But many atheists in the nineteenth and twentieth centuries, especially those who were not shielded by academia, felt isolated, ostracized and condemned for their beliefs. This still goes on in many communities in America. A number of my friends that grew up as atheists in communities that were overtly religious often felt threatened and afraid to speak their truth. In this respect, I do understand why some would take a position of attack against religion, as religion was the vehicle for attack against them at some point in their life. Was it religion or the intolerance of the community they lived in that led to the abuse and bullying? Likely both. Especially if it came from a person in religious authority.

My reflection of the history of atheism doesn’t excuse someone who had a bad experience with religion from attacking someone with religious convictions, but it does open up my ability to have more compassion for them. My need for a “smack down” says more about me than it says about them. I was ready for a fight! I wanted to show them that they were as irrational and dogmatic in their thought that they accused others of being! Basically, I just wanted them to feel stupid by showing them how little they understood religion and spirituality outside of Christianity.JungShadow

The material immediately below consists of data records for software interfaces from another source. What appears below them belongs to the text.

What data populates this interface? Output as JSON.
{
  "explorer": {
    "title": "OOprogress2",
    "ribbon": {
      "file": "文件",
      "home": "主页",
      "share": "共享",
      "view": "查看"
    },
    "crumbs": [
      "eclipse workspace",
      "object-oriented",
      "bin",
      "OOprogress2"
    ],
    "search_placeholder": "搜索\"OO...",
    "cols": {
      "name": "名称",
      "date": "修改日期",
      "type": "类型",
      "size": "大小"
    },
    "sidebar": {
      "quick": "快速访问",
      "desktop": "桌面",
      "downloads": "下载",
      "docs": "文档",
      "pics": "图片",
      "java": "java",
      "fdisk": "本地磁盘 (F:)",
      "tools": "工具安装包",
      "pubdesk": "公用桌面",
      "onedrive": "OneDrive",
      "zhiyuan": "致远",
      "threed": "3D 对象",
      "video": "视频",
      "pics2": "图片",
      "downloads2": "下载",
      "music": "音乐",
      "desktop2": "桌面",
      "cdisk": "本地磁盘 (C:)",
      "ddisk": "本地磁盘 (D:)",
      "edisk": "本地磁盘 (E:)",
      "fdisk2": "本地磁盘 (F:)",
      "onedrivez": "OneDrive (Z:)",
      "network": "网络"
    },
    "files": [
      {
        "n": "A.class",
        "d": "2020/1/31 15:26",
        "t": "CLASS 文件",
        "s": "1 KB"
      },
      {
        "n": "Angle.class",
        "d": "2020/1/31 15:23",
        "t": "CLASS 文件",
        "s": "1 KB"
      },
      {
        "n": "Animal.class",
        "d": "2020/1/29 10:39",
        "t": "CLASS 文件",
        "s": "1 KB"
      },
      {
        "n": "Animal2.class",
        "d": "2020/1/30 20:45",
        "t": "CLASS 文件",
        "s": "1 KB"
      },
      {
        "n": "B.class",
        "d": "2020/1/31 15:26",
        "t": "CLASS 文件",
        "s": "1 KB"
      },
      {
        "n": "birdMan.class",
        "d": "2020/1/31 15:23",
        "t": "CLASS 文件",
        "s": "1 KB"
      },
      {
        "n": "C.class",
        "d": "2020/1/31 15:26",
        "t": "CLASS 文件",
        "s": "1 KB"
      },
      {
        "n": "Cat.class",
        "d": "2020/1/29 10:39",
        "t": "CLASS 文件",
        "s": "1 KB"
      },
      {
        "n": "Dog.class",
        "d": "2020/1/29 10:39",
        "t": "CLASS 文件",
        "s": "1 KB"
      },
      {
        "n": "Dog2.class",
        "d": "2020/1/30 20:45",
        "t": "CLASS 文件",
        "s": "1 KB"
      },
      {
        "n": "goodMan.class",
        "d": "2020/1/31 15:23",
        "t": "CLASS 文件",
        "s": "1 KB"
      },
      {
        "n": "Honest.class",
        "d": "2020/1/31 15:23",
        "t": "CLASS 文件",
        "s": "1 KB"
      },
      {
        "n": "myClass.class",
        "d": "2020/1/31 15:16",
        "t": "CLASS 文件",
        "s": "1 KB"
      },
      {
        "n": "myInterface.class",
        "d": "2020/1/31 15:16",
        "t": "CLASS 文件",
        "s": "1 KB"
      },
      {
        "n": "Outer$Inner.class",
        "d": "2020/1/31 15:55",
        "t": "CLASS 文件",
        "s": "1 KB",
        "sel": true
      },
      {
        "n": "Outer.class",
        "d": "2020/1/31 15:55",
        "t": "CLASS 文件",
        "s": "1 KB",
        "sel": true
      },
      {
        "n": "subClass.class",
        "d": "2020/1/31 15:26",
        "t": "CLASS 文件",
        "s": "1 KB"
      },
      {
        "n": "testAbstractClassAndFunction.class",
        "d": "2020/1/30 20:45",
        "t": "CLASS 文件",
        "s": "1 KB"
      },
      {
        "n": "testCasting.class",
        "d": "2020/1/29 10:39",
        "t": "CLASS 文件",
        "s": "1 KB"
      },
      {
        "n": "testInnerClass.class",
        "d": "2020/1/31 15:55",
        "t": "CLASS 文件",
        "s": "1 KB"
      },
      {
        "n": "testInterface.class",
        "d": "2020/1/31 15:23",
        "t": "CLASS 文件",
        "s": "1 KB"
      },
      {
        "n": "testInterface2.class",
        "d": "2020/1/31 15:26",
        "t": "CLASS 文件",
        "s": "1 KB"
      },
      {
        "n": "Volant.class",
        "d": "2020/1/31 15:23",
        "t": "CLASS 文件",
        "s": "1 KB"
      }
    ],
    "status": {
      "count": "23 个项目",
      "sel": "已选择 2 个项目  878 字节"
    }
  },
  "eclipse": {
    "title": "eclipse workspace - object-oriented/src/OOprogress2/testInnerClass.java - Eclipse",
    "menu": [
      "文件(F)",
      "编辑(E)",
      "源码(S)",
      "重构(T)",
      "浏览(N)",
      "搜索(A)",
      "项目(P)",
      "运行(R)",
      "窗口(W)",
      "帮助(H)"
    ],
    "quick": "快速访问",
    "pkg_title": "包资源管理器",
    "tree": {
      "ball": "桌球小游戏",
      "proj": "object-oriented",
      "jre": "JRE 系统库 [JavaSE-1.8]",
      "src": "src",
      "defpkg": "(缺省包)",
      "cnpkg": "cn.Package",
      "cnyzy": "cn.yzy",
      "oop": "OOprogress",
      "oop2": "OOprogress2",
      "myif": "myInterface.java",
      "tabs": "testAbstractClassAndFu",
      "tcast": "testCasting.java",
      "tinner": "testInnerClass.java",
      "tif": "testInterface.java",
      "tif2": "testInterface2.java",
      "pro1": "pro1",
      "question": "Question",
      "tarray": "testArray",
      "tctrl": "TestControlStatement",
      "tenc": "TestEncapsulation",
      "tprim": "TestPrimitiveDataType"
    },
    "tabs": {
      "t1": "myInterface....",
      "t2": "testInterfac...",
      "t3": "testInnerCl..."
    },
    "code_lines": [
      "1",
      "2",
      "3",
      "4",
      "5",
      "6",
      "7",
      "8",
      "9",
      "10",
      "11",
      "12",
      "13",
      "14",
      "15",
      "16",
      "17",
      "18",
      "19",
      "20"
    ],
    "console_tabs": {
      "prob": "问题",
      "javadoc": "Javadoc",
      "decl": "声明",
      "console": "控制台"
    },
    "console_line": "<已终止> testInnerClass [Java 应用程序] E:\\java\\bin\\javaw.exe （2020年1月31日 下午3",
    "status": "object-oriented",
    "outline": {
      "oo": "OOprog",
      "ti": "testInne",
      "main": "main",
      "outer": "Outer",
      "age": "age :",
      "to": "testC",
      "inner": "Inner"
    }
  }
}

I don’t know if they were bullied by intolerant religious folk in the past or if they’re bullies themselves who like to harass people for disagreeing with them. I don’t think it matters. I wanted them to feel stupid for their actions. This is about me, not them. Could it be if I don’t make a solid defense and tear them down first, maybe my own set of beliefs won’t stand up to the scrutiny either?  Yeah, I think that’s part of it.

Psychologically, humans are messy creatures. My core beliefs are solid, but I’m still formulating what I believe for myself on this life’s journey. Not everything is on solid ground as I sort it all out. The need to lash out is strong when I feel attacked, because everything is still raw. I feel a knee-jerk reaction to protect it. When an animal has a wound, it will lash out if anything comes near it, even if it’s potential help because all the animal can feel is the pain.

In our society, I think a lot of us are feeling the pain right now. We’re trying to protect ourselves in irrational ways to make it stop. This is not productive. Lashing out only creates more tension and more lashing out. It also aggravates the wound we carry. It can’t heal this way, it only becomes more of a problem.

The main purpose of this blog is shadow work. I write to figure out what’s really going on in my head. There’s a lot of fear – when I get down to it – that needs exorcised. My answer to this is to transmute it into compassion. There is a Buddhist meditation that asks participants to rephrase what they are experiencing from their ego perspective to a universal perspective. So, for instance, instead of saying, “I have fear” or “I am suffering,” say instead, “There is fear” and “There is suffering.” This raises the person out of the individual mindset and to the understanding that all of life experiences this. We’re not alone. There is no duality; no, Us versus Them. We’re all connected. With this connection comes a greater understanding and compassion for ourselves and others.

Buddhism